The power of positive thinking is a principle many older adults have heard about for most of their lives. Now cognitive aging researchers at the Beckman Institute have found that older adults with a positive belief that the cognitive effort they invest will pay off, a concept known as self-efficacy, can increase the benefit they get from cognitively enriching activities.
The paper reporting their research, Memory Self-Efficacy Predicts Responsiveness to Inductive Reasoning Training in Older Adults, by Elizabeth A. L. Stine-Morrow of the Human Perception and Performance group and the Department of Psychology, and lead author Brennan Payne from her Adult Learning Laboratory at Beckman, and their collaborators, appeared in the Journal of Gerontology: Psychological Sciences. Payne said that one of the major implications from the study is that older adults’ beliefs about their own cognitive abilities can influence not only how they allocate time and effort to new activities that can potentially improve cognition, but also how much they gain from these beneficial activities.
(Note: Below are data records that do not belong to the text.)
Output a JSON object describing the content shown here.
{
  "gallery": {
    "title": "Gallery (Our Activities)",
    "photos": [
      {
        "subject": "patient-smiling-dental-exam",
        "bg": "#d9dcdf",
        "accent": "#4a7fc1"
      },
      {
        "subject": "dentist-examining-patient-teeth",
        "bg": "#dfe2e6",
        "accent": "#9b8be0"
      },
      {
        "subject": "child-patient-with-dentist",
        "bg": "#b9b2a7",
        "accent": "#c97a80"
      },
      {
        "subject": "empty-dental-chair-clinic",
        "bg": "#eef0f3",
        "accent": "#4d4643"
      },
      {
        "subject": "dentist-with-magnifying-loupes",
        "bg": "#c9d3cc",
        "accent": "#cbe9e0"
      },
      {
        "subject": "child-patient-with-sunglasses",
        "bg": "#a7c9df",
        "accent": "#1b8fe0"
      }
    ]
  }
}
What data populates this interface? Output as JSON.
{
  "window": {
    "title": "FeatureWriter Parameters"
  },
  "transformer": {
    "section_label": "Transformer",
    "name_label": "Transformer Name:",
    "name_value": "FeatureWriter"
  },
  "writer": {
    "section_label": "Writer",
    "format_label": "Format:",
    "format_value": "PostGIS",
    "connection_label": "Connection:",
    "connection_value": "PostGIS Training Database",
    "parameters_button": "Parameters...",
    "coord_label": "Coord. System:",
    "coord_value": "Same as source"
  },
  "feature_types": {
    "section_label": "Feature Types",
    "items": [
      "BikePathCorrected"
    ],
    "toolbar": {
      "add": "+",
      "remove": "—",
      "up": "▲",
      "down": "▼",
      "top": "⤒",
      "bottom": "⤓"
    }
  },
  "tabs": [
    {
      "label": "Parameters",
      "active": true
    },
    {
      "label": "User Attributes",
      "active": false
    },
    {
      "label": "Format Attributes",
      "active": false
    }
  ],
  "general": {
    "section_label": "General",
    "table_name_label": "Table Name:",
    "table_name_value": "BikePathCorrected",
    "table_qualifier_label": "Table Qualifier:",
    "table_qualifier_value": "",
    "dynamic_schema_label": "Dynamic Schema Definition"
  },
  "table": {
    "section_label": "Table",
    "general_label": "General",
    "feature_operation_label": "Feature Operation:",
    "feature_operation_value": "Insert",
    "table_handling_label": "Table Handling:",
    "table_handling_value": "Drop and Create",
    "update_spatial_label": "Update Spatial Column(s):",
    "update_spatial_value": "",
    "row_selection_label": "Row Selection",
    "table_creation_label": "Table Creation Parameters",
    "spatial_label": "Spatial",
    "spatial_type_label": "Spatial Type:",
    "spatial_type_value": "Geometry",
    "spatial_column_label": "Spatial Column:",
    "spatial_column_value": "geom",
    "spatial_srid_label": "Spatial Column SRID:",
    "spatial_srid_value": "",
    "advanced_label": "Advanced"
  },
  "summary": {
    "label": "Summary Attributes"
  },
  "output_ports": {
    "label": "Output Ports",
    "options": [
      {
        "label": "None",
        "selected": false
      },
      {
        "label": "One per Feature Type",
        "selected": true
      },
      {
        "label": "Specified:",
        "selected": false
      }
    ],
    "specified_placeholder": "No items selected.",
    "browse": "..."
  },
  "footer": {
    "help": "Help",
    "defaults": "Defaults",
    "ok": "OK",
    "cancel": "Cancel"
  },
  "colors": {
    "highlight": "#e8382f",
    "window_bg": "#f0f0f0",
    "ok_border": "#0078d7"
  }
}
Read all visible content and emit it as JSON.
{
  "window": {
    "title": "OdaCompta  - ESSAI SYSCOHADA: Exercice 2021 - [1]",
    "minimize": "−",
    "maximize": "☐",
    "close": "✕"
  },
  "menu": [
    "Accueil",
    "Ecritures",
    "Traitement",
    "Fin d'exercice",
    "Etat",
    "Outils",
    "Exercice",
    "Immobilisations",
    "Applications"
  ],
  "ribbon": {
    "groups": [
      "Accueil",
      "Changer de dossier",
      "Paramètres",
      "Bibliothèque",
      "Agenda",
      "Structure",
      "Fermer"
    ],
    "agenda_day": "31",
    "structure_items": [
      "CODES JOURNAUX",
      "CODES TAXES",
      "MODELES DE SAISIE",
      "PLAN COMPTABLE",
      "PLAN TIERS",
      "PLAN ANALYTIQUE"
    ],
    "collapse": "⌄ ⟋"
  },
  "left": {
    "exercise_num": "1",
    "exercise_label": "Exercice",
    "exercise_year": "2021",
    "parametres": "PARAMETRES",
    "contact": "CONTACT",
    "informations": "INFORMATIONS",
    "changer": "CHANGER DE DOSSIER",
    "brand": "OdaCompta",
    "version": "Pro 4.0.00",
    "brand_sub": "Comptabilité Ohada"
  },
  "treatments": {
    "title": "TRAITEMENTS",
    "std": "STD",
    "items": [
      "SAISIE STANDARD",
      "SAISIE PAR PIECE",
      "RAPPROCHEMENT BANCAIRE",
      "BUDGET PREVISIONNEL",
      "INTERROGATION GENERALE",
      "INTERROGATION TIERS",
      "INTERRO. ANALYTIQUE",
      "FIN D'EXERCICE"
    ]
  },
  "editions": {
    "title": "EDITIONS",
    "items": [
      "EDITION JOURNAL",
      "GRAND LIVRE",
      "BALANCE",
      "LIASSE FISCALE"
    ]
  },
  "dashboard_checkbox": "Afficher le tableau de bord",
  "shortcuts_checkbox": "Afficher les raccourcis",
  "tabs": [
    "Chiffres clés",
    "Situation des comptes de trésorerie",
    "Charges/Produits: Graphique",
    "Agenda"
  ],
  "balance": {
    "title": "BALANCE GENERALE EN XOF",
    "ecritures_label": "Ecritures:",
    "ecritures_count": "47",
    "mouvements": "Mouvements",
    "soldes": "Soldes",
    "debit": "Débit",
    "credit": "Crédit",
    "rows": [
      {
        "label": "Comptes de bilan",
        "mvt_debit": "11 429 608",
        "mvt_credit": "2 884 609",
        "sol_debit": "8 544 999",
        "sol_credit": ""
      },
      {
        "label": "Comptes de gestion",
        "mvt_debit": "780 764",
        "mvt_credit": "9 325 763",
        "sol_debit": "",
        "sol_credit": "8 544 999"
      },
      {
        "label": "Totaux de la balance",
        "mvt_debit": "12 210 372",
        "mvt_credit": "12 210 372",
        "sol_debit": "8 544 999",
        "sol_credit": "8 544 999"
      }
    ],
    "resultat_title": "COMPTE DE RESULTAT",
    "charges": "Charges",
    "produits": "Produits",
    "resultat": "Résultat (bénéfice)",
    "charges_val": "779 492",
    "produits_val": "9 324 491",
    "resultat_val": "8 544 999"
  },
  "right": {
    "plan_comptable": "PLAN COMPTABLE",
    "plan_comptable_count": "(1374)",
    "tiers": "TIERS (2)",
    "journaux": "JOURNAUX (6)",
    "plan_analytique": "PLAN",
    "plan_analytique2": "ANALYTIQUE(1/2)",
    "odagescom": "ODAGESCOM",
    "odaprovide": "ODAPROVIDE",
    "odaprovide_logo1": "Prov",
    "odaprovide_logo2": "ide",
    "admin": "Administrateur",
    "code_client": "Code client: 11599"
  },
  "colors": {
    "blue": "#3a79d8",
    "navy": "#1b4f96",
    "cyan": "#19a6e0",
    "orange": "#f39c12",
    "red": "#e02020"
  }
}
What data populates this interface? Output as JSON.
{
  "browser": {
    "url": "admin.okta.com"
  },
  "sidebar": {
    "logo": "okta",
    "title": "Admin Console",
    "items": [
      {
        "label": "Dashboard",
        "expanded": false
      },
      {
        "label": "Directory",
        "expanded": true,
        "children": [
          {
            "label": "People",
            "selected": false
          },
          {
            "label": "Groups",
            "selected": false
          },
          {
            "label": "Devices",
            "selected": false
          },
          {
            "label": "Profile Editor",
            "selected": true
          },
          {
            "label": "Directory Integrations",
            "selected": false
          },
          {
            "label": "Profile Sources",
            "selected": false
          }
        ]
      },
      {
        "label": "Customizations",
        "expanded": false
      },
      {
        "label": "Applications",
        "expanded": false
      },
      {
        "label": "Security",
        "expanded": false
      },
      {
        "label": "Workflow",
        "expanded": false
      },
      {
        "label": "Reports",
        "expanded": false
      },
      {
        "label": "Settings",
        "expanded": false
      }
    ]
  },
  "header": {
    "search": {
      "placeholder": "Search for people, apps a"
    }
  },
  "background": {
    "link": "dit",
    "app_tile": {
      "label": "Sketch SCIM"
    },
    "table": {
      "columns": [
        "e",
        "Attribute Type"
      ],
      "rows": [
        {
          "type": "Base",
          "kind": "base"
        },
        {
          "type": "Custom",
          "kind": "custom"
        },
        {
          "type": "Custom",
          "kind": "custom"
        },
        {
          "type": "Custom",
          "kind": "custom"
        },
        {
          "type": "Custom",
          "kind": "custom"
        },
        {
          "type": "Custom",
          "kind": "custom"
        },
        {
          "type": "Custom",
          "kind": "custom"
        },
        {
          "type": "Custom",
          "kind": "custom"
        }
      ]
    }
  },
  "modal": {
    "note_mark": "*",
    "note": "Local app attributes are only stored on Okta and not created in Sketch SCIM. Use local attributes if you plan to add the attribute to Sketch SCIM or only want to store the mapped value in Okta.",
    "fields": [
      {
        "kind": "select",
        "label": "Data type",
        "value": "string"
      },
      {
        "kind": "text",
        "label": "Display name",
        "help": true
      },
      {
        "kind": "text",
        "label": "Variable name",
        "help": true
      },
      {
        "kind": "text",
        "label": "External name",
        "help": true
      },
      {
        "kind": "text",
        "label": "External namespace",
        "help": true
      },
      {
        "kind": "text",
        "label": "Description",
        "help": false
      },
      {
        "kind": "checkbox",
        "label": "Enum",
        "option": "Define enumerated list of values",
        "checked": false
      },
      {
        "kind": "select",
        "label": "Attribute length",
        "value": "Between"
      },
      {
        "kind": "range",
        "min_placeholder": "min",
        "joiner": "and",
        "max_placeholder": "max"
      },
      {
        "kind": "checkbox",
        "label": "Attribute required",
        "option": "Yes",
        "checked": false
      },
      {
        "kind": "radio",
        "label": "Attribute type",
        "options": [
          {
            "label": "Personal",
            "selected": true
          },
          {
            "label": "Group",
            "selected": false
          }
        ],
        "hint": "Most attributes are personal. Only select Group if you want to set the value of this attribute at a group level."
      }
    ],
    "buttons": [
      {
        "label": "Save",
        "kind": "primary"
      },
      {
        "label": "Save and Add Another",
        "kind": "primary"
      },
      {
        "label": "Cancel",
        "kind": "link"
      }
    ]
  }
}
“The literature has shown that a number of factors (including pre-existing health conditions, initial cognitive ability, and age) affect the degree to which older adults can gain from cognitive training interventions and other kinds of enriching activities,” Payne said. “However, this study is unique in presenting evidence that self-referential beliefs about the power of cognitive effort, beliefs that sometimes decline with age, are a distinct factor that can affect the degree to which older adults gain from cognitively enriching activities.”
In the paper, the researchers reported a study examining the relationship between self-efficacy beliefs held by older adults before starting a program of inductive reasoning training and how much their skills improved with the training.
They wrote that inductive reasoning is one of what are known as fluid mental abilities, such as working memory and speed of processing, that are often targeted for training in older adults because it is important in everyday life tasks. “Inductive reasoning,” they wrote, “the ability to infer general rules based on specific occurrences, has been known to be an indicator of fluid ability since as early as the 1920’s (Spearman, 1927). This is practically significant insofar as inductive reasoning has been shown to relate to the proficiency in executing tasks of everyday living among older adults.”
They also report on extensive literature showing the importance of self-efficacy in producing goal-based behaviors, such as adhering to an exercise regimen. For this study, 105 older adults from 60 to 94 years of age were assigned to either an inductive reasoning training program or a waitlist control group. The 16-week training program was one used in the ACTIVE (Advanced Cognitive Training for Independent and Vital Elderly) trials in which participants were trained to recognize novel patterns and use them to solve problems.
The results of the study, they wrote, demonstrated that inductive reasoning “showed clear improvements in the treatment group compared to the control. Within the treatment group, initial memory capacity beliefs significantly predicted change in inductive reasoning such that those with higher levels of capacity beliefs showed greater responsiveness to the intervention.”
They added that the results “indicate that self-referential beliefs about cognitive potential may be an important personal resource in maintaining plasticity in adulthood” and that “older individuals with positive self-referential beliefs may benefit more from engagement in activities that provide opportunities for cognitive enrichment, such as the training intervention, thus increasing the likelihood for an optimal trajectory of cognitive aging.”